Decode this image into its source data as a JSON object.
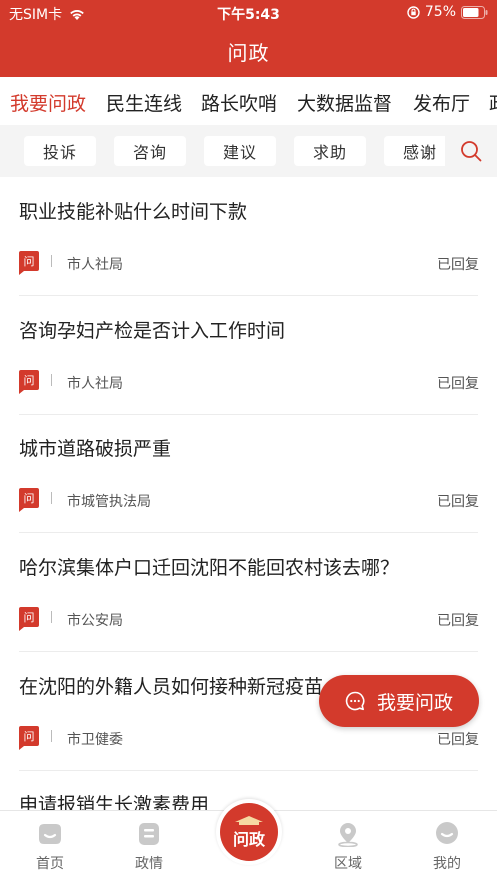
{
  "status_bar": {
    "carrier": "无SIM卡",
    "time": "下午5:43",
    "battery": "75%"
  },
  "app_title": "问政",
  "category_tabs": [
    {
      "label": "我要问政"
    },
    {
      "label": "民生连线"
    },
    {
      "label": "路长吹哨"
    },
    {
      "label": "大数据监督"
    },
    {
      "label": "发布厅"
    },
    {
      "label": "政"
    }
  ],
  "sub_tabs": [
    {
      "label": "投诉"
    },
    {
      "label": "咨询"
    },
    {
      "label": "建议"
    },
    {
      "label": "求助"
    },
    {
      "label": "感谢"
    }
  ],
  "badge_label": "问",
  "questions": [
    {
      "title": "职业技能补贴什么时间下款",
      "department": "市人社局",
      "status": "已回复"
    },
    {
      "title": "咨询孕妇产检是否计入工作时间",
      "department": "市人社局",
      "status": "已回复"
    },
    {
      "title": "城市道路破损严重",
      "department": "市城管执法局",
      "status": "已回复"
    },
    {
      "title": "哈尔滨集体户口迁回沈阳不能回农村该去哪？",
      "department": "市公安局",
      "status": "已回复"
    },
    {
      "title": "在沈阳的外籍人员如何接种新冠疫苗",
      "department": "市卫健委",
      "status": "已回复"
    },
    {
      "title": "申请报销生长激素费用",
      "department": "",
      "status": ""
    }
  ],
  "fab": {
    "label": "我要问政"
  },
  "bottom_tabs": {
    "home": "首页",
    "affairs": "政情",
    "center": "问政",
    "region": "区域",
    "mine": "我的"
  },
  "colors": {
    "brand": "#d33a2c",
    "sub_bar_bg": "#f4f4f4"
  }
}
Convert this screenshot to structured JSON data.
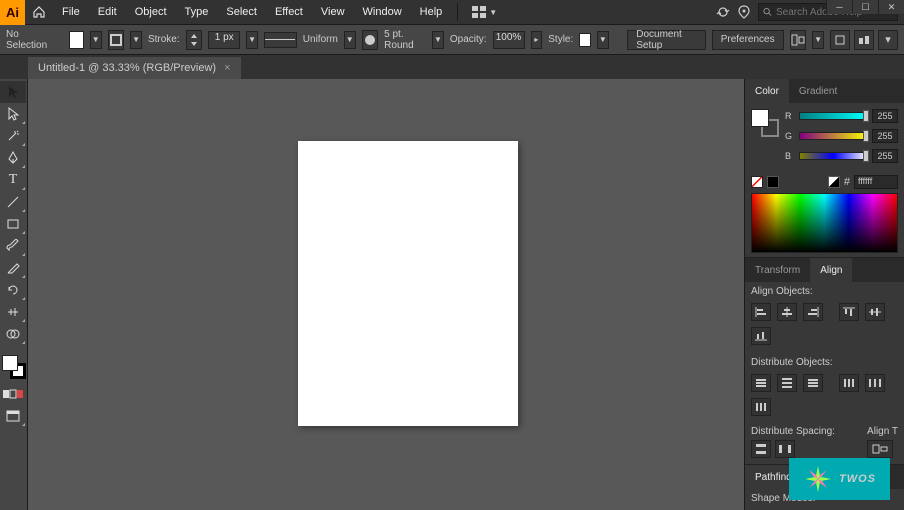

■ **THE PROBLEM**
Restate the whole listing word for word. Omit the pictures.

■ **YOUR SOLUTION**
Decode this image into its source data as a JSON object.
{
  "status_bar": {
    "carrier": "无SIM卡",
    "time": "下午5:43",
    "battery": "75%"
  },
  "app_title": "问政",
  "category_tabs": [
    {
      "label": "我要问政"
    },
    {
      "label": "民生连线"
    },
    {
      "label": "路长吹哨"
    },
    {
      "label": "大数据监督"
    },
    {
      "label": "发布厅"
    },
    {
      "label": "政"
    }
  ],
  "sub_tabs": [
    {
      "label": "投诉"
    },
    {
      "label": "咨询"
    },
    {
      "label": "建议"
    },
    {
      "label": "求助"
    },
    {
      "label": "感谢"
    }
  ],
  "badge_label": "问",
  "questions": [
    {
      "title": "职业技能补贴什么时间下款",
      "department": "市人社局",
      "status": "已回复"
    },
    {
      "title": "咨询孕妇产检是否计入工作时间",
      "department": "市人社局",
      "status": "已回复"
    },
    {
      "title": "城市道路破损严重",
      "department": "市城管执法局",
      "status": "已回复"
    },
    {
      "title": "哈尔滨集体户口迁回沈阳不能回农村该去哪？",
      "department": "市公安局",
      "status": "已回复"
    },
    {
      "title": "在沈阳的外籍人员如何接种新冠疫苗",
      "department": "市卫健委",
      "status": "已回复"
    },
    {
      "title": "申请报销生长激素费用",
      "department": "",
      "status": ""
    }
  ],
  "fab": {
    "label": "我要问政"
  },
  "bottom_tabs": {
    "home": "首页",
    "affairs": "政情",
    "center": "问政",
    "region": "区域",
    "mine": "我的"
  },
  "colors": {
    "brand": "#d33a2c",
    "sub_bar_bg": "#f4f4f4"
  }
}
Convert this screenshot to structured JSON data.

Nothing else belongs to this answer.